┌─ Given records
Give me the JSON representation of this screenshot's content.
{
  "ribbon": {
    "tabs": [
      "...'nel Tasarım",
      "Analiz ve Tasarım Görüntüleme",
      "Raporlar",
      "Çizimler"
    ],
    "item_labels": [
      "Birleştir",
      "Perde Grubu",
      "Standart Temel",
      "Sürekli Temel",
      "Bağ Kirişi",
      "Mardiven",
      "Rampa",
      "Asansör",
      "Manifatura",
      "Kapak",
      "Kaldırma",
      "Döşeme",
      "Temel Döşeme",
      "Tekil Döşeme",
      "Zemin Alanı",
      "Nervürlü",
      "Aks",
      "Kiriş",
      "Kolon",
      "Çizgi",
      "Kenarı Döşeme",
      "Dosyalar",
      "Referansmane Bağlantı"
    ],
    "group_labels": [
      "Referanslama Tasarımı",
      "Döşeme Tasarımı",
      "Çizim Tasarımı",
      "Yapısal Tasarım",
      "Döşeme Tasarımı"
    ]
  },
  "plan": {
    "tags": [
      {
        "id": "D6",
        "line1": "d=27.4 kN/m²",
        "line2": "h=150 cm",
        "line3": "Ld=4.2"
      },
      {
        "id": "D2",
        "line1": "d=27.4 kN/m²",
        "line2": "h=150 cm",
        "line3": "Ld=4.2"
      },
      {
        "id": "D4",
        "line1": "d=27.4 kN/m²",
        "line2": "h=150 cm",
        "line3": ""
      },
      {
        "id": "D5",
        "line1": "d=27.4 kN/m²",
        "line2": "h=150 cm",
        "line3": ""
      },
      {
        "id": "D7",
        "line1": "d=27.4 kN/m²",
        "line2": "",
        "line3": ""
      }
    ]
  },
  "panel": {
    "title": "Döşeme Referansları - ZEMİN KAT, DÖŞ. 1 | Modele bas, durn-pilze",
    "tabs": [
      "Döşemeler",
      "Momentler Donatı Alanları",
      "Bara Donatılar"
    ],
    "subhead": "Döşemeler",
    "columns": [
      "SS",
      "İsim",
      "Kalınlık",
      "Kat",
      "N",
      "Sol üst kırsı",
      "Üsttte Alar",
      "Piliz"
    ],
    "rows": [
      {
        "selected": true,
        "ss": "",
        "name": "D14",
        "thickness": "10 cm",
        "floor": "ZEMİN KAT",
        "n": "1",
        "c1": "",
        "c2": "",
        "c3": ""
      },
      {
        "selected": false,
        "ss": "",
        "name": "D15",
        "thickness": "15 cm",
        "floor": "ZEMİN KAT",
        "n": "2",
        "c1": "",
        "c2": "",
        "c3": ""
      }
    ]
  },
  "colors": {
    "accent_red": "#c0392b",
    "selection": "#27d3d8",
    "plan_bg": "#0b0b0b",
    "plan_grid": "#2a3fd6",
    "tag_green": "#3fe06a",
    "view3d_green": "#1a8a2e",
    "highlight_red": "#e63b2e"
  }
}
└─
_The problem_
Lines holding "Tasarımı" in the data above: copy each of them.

_Solution to the exercise_
      "Referanslama Tasarımı",
      "Döşeme Tasarımı",
      "Çizim Tasarımı",
      "Döşeme Tasarımı"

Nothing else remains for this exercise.